The guidelines for promotion and graduation will remain largely the same. Students entering third grade in 2014-2015, who have only been taught using the Florida Standards since kindergarten, will be required to achieve a certain score on the third grade ELA assessment in order to meet promotion requirements. The score will be determined in the spring, ensuring that students are appropriately identified for retention or promotion. Students not meeting these criterias may still meet promotion requirements through any one of six good cause exemptions. None of that has changed. Students entering 10th grade and/ or taking Algebra 1 in 2014-2015 will be required to achieve a certain score on the respective 10th grade ELA test and the Algebra 1 assessment in order to meet graduation requirements. These students will continue to have the opportunity for retakes that all students have had before. Students who need to retake an assessment based on an FCAT 2.0 score will be able to retake the FCAT 2.0.
6. Will the new assessment have been field tested prior to 2014-15?
Yes. The test questions that Florida students will see beginning in spring of 2015 will have been through all of the rigorous review processes currently used in large-scale assessment development. The questions will have been field tested and will have been reviewed for statistical quality prior to placement on the test. Florida educators and department staff will be closely involved in all test development activities, throughout the entire process from development to administration, to ensure that test questions meet Florida’s quality standards, reflect community expectations and are free of any type of bias.
7. Why was the American Institutes for Research (AIR) selected?
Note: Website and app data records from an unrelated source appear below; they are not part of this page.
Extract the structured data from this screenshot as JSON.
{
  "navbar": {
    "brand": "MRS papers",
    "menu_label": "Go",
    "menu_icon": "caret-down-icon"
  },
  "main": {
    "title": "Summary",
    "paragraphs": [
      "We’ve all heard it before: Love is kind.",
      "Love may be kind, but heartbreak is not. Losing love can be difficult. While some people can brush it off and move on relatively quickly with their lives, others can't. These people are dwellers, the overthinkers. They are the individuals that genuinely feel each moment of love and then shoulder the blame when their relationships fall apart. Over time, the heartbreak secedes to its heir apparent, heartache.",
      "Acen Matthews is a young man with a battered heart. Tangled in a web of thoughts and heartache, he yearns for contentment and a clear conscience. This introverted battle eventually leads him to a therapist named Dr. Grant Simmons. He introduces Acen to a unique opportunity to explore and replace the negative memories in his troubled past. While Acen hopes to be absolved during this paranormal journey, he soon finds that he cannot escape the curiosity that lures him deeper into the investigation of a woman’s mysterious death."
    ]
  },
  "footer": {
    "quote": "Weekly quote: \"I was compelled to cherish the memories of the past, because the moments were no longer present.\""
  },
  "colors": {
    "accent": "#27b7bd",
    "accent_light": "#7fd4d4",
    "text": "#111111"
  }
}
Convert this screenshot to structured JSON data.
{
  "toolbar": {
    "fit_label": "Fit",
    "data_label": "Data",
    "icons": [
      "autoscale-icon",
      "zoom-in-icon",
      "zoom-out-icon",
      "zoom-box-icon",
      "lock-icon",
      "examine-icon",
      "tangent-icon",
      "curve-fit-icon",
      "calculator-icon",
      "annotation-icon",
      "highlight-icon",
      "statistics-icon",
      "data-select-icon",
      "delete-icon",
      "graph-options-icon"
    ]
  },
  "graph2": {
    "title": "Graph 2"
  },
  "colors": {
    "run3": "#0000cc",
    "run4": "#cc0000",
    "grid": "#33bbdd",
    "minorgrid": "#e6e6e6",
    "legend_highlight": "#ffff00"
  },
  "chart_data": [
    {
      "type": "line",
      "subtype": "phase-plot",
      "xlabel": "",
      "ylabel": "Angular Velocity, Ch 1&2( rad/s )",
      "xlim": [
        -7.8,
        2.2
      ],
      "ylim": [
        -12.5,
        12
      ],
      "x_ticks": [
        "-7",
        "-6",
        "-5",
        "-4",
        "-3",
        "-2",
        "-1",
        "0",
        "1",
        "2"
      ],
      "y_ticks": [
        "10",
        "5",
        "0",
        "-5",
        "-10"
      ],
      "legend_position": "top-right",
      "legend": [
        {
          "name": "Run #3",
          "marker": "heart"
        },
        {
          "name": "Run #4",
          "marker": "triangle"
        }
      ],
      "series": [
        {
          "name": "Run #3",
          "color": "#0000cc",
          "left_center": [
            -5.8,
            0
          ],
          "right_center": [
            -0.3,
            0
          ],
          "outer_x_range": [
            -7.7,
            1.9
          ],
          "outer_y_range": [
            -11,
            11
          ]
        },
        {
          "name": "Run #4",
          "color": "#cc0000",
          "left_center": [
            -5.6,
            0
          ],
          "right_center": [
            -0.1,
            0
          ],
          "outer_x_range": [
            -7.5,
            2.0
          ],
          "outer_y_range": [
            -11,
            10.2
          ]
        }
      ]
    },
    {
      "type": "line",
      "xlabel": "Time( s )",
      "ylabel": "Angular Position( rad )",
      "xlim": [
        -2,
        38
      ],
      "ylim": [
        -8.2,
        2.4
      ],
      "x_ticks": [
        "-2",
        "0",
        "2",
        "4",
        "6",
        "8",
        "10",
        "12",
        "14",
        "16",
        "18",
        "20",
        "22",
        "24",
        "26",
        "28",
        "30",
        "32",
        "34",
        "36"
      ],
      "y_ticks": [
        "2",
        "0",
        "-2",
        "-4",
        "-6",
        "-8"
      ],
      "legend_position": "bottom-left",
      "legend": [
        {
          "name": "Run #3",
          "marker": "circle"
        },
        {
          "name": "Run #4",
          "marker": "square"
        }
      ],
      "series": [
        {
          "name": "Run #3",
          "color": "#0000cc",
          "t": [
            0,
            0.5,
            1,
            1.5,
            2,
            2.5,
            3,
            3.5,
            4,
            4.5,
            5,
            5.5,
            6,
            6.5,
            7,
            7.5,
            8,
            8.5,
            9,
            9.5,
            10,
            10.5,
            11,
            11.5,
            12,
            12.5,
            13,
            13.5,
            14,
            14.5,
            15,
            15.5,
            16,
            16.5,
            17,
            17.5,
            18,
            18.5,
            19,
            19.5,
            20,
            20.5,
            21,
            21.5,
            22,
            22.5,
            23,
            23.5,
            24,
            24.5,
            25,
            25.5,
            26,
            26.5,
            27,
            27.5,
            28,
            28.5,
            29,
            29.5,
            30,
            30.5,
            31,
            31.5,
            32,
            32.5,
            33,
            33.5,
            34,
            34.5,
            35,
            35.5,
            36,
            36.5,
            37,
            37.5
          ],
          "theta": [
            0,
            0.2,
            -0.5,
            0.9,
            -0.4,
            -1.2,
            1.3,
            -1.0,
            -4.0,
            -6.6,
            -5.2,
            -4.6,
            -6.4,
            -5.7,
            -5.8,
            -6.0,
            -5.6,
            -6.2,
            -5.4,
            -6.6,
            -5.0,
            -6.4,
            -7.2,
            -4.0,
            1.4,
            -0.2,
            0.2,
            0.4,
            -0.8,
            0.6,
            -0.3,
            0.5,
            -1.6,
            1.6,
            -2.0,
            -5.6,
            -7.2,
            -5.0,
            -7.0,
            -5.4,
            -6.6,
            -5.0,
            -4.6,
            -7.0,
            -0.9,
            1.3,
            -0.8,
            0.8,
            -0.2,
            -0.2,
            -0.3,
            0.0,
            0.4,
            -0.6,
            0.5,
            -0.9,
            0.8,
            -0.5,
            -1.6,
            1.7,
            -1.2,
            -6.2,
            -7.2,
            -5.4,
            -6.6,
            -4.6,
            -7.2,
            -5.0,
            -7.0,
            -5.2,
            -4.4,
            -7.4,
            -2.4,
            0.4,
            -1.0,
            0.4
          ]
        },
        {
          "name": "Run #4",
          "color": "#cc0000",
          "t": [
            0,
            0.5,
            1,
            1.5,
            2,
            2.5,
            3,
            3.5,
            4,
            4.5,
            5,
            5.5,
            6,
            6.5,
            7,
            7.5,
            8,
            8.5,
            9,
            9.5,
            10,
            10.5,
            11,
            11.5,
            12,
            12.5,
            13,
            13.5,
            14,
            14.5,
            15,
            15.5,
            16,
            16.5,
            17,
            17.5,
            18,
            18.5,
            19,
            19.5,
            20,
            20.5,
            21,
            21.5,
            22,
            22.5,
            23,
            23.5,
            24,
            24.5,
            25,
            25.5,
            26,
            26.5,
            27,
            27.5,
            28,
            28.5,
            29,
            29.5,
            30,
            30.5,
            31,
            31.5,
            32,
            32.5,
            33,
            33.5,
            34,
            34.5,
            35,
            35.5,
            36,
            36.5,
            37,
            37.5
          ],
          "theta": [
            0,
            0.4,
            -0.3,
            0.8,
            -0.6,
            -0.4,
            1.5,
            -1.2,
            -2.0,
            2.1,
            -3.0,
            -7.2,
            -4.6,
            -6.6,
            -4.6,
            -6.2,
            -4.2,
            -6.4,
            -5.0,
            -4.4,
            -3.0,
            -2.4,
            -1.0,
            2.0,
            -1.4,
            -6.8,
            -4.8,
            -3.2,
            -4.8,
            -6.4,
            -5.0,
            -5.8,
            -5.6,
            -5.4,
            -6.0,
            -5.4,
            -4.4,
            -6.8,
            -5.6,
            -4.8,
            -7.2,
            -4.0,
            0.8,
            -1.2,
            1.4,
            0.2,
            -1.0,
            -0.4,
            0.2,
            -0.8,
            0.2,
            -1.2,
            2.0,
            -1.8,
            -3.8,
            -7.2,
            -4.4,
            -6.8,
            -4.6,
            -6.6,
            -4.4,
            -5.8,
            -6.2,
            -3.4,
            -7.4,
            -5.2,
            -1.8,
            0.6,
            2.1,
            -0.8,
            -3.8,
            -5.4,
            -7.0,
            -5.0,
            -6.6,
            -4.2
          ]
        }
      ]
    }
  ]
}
AIR is a not-for-profit organization that provides research, assessment services and technical assistance. AIR has been delivering online tests for more than seven years and will deliver such tests to nearly five million students across more than 20 states this spring. The delivery system that AIR will provide is designed to work on all technological levels. The technology requires minimal bandwidth and minimal technical support in schools. In addition, AIR will partner with Data Recognition Corporation (DRC) to develop test content and to score student responses. DRC has 30 years of experience in developing assessments and has successfully scored millions of student responses for large-scale statewide assessment programs across the nation.
8. Have AIR or DRC been involved in any activities related to other major assessment consortia?
As with every major contractor that has experience and expertise in large-scale assessments, (and every entity that submitted a response to the Invitation to Negotiate), both AIR and DRC have been involved in consortia work. However, the work that each of the contractors will be performing for Florida will be independent of any consortium work and performed with oversight by the Florida Department of Education. Their work is focused solely on fulfilling the department’s requirements as related to this contract and on meeting the needs of Florida students.
9. Will any students be taking the FCAT 2.0 in 2014-15?
High school students trying to achieve the necessary score to graduate on their 10th grade Reading test will take the FCAT 2.0 to maintain consistency. The FCAT 2.0 science exam will be used in grades Five and Eight.
10. Will the tests that will be developed and administered under this contract cost less than what the state currently pays for comparable tests? Will they cost less than PARCC (Partnership for Assessment of Readiness for College and Careers) or SBAC (Smarter Balanced Assessment Consortium)?
The cost per test and cost per student will decline.
Comparison of Total Costs for Statewide Assessments in All Subject Areas (English, Language Arts/Literacy, Mathematics, Science, Social Studies)
Per Test $14.58 $11.47
Per Student $36.17 $34.23
The contract is for $220 million over six years. The tests cost significantly less than the
publicly reported costs projected for either PARCC or SBAC.
The new test will provide a more authentic assessment of the Florida Standards, because it will include more than